Take to the high seas: "The [cruise] deals are unbelievable right now," said Tom Baker, president and owner of CruiseCenter, an agency that focuses on ship trips.
The discounts, coupled with the lull before the holidays, means you can find a $310.42 rate for four in an inside cabin ($345.42 for an ocean view) per person, based on two adults and two kids in a cabin, on a five-night Baja cruise on Carnival's Elation. It leaves from San Diego and docks in Cabo San Lucas and Ensenada, Mexico.
A 14-day cruise on Celebrity's Summit, leaving Nov. 29 from Barcelona, Spain, and stopping in Portugal and the Netherlands Antilles, costs $609 per person. That's the good news.
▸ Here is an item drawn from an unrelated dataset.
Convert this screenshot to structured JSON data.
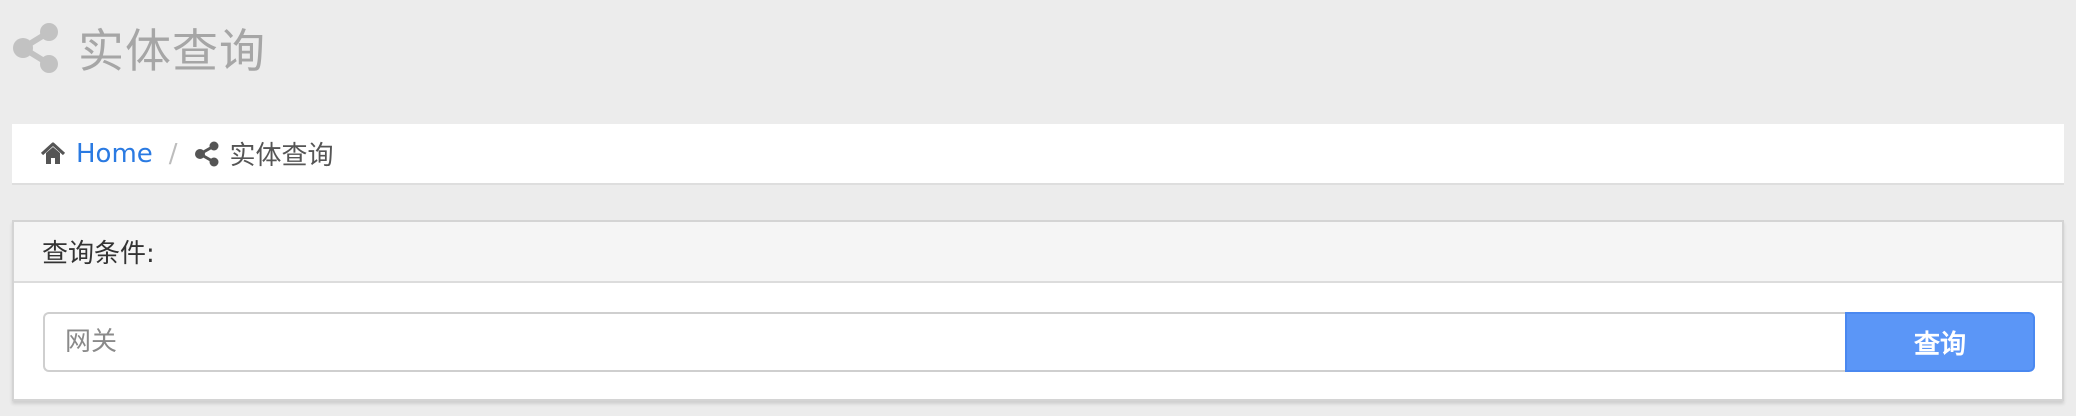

The bad news: airfare to Barcelona and home from Puerto Rico. (Maybe you have some flier miles?) The worse news: Lots of schools take a dim view of yanking kids out for vacation.
Or take a land cruise: Amy Graff and her husband, Anthony, followed the Mother (and Father) Road and drove Route 66 this summer with their two children, Dante, then 3, and Paris, 5. They left from the Bay Area, drove to Southern California and hopped on the iconic highway, ending up in Chicago.
Cost of the 15-day trip (made, it should be noted, in a rental car [$50 a day] and when gasoline topped $4 a gallon): $3,659.52, including accommodations, meals and attractions. They traveled in a Ford Focus because it got better mileage than their own car; ate at diners where the portions were so large that adults could split an entree; and tried to spend less than $100 a night for a motel and usually found one with a free breakfast. (Read more at www.OntheGowithAmy.com.)
They were together, she said, pretty much 24/7, but Graff liked it so much she wants to do it again next year. You don't have to do the whole trip. Indeed, consider the 400-mile trip to Flagstaff when summer's at its zenith. If your car gets 25 miles per gallon and gas stays around $3.40 a gallon, you'll spend about $108 on gas. A few nights in a motel and some meals and you're bound to be called a budget brainiac.
Hamm is a Times staff writer.